The market for some of the top hitters figures to begin taking shape today as the GM Meetings kick off in Phoenix, and the Mariners are already being connected to arguably the top two bats on the market. Ken Rosenthal of FOX Sports tweeted last night that the M’s have interest in Hanley Ramirez, although one source gave him the impression that Seattle’s priority is Victor Martinez. However, Bob Nightengale of USA Today Sports tweets that the Mariners are “aggressively pursuing” Ramirez and have expressed to his camp how badly the team wishes to sign him.
Ramirez could fill the Mariners’ hole at shortstop, and while his defense there is no longer a plus (it is, in fact, considered to be a significant negative), his bat would be an unequivocal upgrade over the combined .239/.295/.344 batting line posted by Seattle shortstops last season. There’s also the possibility that the Mariners could have a mind to put Ramirez in a corner outfield spot after he told teams last week that he’s willing to play anywhere on the diamond, though that seems unlikely, as Ramirez hasn’t played a game in the outfield in the Majors or Minors.

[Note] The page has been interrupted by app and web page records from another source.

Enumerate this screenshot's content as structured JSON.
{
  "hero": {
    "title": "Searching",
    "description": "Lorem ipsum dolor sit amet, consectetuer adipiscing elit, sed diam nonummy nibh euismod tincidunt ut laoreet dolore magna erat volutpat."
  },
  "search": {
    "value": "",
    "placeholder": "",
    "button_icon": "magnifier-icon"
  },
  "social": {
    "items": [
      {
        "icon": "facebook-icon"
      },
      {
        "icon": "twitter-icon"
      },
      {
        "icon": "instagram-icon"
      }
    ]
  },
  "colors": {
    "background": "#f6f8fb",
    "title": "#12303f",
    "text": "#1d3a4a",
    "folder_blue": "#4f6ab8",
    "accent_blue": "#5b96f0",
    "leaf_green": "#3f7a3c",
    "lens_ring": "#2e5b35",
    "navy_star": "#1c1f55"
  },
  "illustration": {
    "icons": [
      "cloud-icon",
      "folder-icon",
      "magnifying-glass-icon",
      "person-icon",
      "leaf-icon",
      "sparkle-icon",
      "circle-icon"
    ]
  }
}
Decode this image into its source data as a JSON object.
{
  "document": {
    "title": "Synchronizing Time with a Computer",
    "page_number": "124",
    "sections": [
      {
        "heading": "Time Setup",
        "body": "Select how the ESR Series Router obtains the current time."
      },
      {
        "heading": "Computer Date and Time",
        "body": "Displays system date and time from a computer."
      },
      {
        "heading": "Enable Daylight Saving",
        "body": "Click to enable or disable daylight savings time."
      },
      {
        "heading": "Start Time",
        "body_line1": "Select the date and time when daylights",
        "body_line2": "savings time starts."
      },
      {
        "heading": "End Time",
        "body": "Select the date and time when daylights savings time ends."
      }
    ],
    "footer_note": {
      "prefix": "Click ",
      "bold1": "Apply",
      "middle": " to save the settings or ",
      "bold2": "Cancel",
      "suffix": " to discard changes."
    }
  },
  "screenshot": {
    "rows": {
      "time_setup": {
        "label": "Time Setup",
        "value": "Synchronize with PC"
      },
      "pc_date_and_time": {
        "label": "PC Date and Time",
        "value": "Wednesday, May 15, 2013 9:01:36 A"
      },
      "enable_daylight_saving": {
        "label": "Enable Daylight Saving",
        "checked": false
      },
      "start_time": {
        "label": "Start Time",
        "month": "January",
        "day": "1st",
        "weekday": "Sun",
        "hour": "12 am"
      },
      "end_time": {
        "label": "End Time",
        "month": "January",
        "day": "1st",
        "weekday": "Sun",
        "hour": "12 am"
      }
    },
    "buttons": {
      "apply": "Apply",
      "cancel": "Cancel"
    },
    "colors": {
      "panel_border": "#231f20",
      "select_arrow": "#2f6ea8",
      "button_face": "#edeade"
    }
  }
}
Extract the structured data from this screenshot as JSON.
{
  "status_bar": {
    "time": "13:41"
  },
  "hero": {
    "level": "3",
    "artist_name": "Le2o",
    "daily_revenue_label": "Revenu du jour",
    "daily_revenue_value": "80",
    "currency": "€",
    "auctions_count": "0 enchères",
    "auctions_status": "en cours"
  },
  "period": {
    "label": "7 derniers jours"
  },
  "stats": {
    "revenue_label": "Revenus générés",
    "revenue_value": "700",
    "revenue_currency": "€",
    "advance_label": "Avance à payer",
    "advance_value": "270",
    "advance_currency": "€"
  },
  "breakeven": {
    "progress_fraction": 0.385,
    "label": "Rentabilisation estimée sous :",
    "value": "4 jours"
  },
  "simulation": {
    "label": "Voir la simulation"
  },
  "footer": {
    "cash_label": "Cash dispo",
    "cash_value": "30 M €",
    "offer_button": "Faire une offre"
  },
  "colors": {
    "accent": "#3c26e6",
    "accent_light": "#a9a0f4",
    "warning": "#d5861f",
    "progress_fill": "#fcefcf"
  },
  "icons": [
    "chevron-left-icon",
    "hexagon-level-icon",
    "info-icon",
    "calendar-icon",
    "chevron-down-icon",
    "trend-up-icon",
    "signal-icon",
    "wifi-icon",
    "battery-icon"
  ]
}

If there Mariners do indeed sign Ramirez, one has to wonder what it means for the future of shortstop Brad Miller. After opening the season as Seattle’s shortstop, Miller, 24, found himself unable to repeat the offensive success he showed in 2013. He struggled to a .221/.288/.365 batting line but played at least passable, if not above average defense at shortstop and is a sound baserunner. It’s possible that he could fill a utility role based on that ability at short, though other teams would likely have interest in acquiring Miller, who just recently turned 25. The Mariners also have Chris Taylor, 24, in their ranks, and Taylor was fairly impressive late in the season. He batted .287/.347/.346 in 151 plate appearances, although that line was bloated by a .398 average on balls in play. Taylor also whiffed in nearly 26 percent of his plate appearances and showed minimal power (eight doubles, no homers) after also showing limited pop throughout his minor league career.
The Mariners were one of the possible destinations listed for Ramirez in Zach Links’ Free Agent Profile of him last week. Zach ultimately predicted a six-year, $132MM contract for Ramirez. While a contract in that range is of course a steep price to pay, it pales in comparison to the 10-year, $240MM contract the M’s doled out to Robinson Cano last offseason. The Mariners also have a rising payroll thanks to a new television deal and their success in 2014, and the only two long-term pacts they have on the books are Cano and Felix Hernandez (though that duo is significant). Rosenthal does note that some sources with whom he’s spoken doubt that the Mariners would want to take on another $100MM+ contract.
Many have speculated that the Mariners will show strong interest in the soon-to-be 36-year-old Martinez, who is said to be seeking a four-year deal. Seattle designated hitters batted just .206/.276/.335 last season, so Martinez would represent a similarly large offensive upgrade for the team. Unlike Ramirez, adding Martinez wouldn’t unseat any young players such as Miller and Taylor, and the price tag, while still steep, could be half as much as that of Ramirez over a span of two fewer years. Of course, there’s also more concern for offensive decline with Martinez, who is entering his age-36 season, while Ramirez is entering his age-31 campaign.
Both Ramirez and Martinez received qualifying offers from their former clubs, but both are considered locks to reject the QO in search of a large multi-year deal. That means the Mariners would have to forfeit the No. 21 overall pick in order to sign either player. Should they sign both — which seems unlikely, though not impossible — the team would forfeit its first- and second-round selections. I listed both Ramirez and Martinez as possible fits for the M’s in their Offseason Outlook last month.